In the spring of 2022 ACT for Alexandria, Alexandria’s community foundation, was concerned about nonprofit partners’ challenges with staff burnout and we wanted to do something about it. Thus, we launched a grant program focused on the mental health and wellness of nonprofit staff.
Alexandria’s nonprofits are composed of passionate and dedicated individuals who hail from and serve our community. Some have had long careers in the sector, while others are recent arrivals who participated in the very programs they are now delivering. All share a commitment to the task at hand: helping neighbors in need.
The work is not easy. Serving vulnerable populations by its very nature exposes staff to secondary or vicarious trauma. “We don’t solve all of the problems in our clients’ lives, but we hear all the issues. Emotionally and physically, the job can be draining,” shares Donna Walker James, Executive Director of Computer CORE. Even at Donna’s non-profit, which is driven by and for technology, the heart of the work is the staff. “We are the program,” she says.
The effort nonprofit staff expended to meet the COVID moment was nothing short of herculean. They faced unprecedented demand for services, shortages of supplies, reductions in revenues, hurdles to delivering services, and a complete remake of their operations. “It has been a few very long and grueling years for our team,” according to Julie Feldman of Capital Caring Health. As a result, many organizations are experiencing increased turnover, resignations, and burnout.
Our nonprofit colleagues are essential to the wellbeing of our community. Support for our community means supporting the people who care for our community. Through the Alexandria Resilience Fund, ACT provided wellness and mental health grants for nonprofit staff.
We received about 40 applications and awarded $158,724 to 35 organizations. The impact of the grants, which were capped at a modest $5,000 per organization, is incredible. Speaking of her team’s transformation achieved by embracing wellness and mental health – a journey which was boosted by ACT’s support – Elizabeth Jones Valderrama of OAR shares, “Before, we came to our work with shame and sadness, and now we come from love and joy.”
We took an open-ended approach. Grant applicants were free to experiment. “[This grant] allowed me to think outside the box,” shares Yvonne Williams of K.I. Services, an organization that provides culturally competent education, mental health, substance abuse counseling, and HIV testing and counseling with a focus on African American, African, Caribbean, Hispanic and other diverse cultural and ethnical groups.
The sense of agency flowed to employees, whose directors invited them to voice their needs and design creative, personalized wellness and mental health supports.

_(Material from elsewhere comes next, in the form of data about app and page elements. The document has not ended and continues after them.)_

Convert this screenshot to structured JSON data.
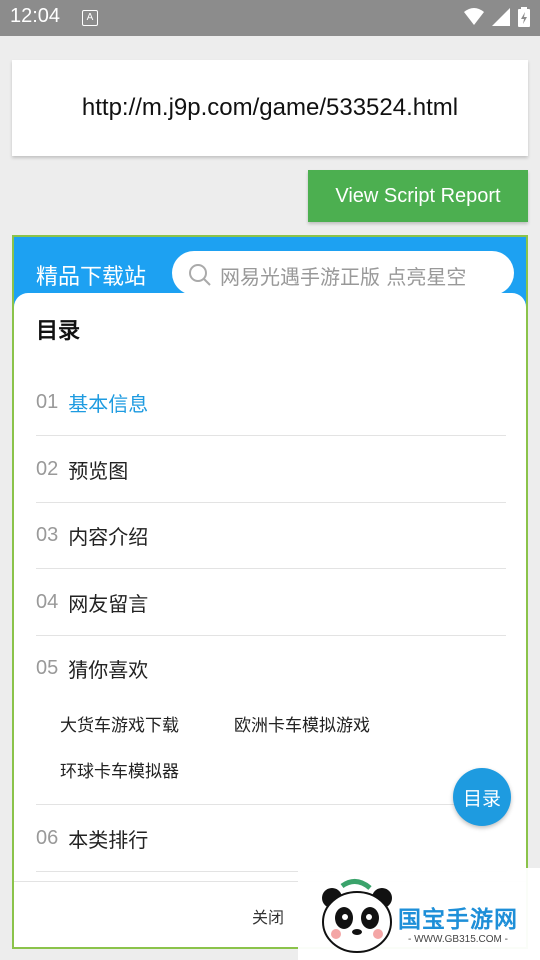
{
  "status_bar": {
    "time": "12:04",
    "notification_letter": "A",
    "icons": [
      "wifi-icon",
      "signal-icon",
      "battery-icon"
    ]
  },
  "url_bar": {
    "url": "http://m.j9p.com/game/533524.html"
  },
  "report_button": {
    "label": "View Script Report",
    "color": "#4caf50"
  },
  "site": {
    "logo": "精品下载站",
    "search_placeholder": "网易光遇手游正版 点亮星空",
    "header_color": "#1da1f2"
  },
  "directory": {
    "title": "目录",
    "items": [
      {
        "num": "01",
        "label": "基本信息",
        "active": true
      },
      {
        "num": "02",
        "label": "预览图"
      },
      {
        "num": "03",
        "label": "内容介绍"
      },
      {
        "num": "04",
        "label": "网友留言"
      },
      {
        "num": "05",
        "label": "猜你喜欢"
      },
      {
        "num": "06",
        "label": "本类排行"
      }
    ],
    "related_links": [
      "大货车游戏下载",
      "欧洲卡车模拟游戏",
      "环球卡车模拟器"
    ],
    "close_label": "关闭",
    "active_color": "#1e9be0"
  },
  "fab": {
    "label": "目录"
  },
  "watermark": {
    "brand": "国宝手游网",
    "url": "- WWW.GB315.COM -"
  }
}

The list of activities funded by the grant is long and varied. In addition to therapy sessions, grantees organized seminars, speakers, books and retreats teaching mindfulness, storytelling, art therapy and musical therapy. Physical therapy and fitness were other themes, including gym memberships and passes, yoga classes, Fitbits and sessions with personal trainers. Grants also covered personal care like massages and chiropractic visits. Grantees used funds to provide one-time offsets to stressful personal expenses such as unplanned out-of-pocket medical costs.
Celebrations, meals, retreats and thank you events were also popular, whether on site or leveraging offerings in the surrounding region like sports events. Some outings allowed employees in an active and visual way to vent stress, such as a “rage room” outing for one group. Overall, in-person events built interpersonal ties between employees – especially those who do not typically cross paths on a day-to-day basis due to their schedules or hybrid work arrangements. The events also created spaces that welcomed the “whole person;” for example, in cases when family members of employees were invited.
With the grant funds, some organizations offered employees job-related supports like coaching and reflection. And other organizations gave allowances to each job site location or each individual to select improvements to their personal workspace like a standing desk or, for the office broadly, an expresso machine or juicer.
The grants fostered the rejuvenation of individuals within grantee organizations and started or restarted traditions of care and connection. The grantees tell of improved morale, organizational cohesiveness, employee engagement, gratitude, peace of mind and more.
ACT has been committed to funding capacity building for nonprofits since our inception. The mental health and wellness grants funded by the Alexandria Resilience Fund offered healing, connection and renewal, and helped our community build the capacity to care for one another.
ACT for Alexandria
President & CEO
ACT for Alexandria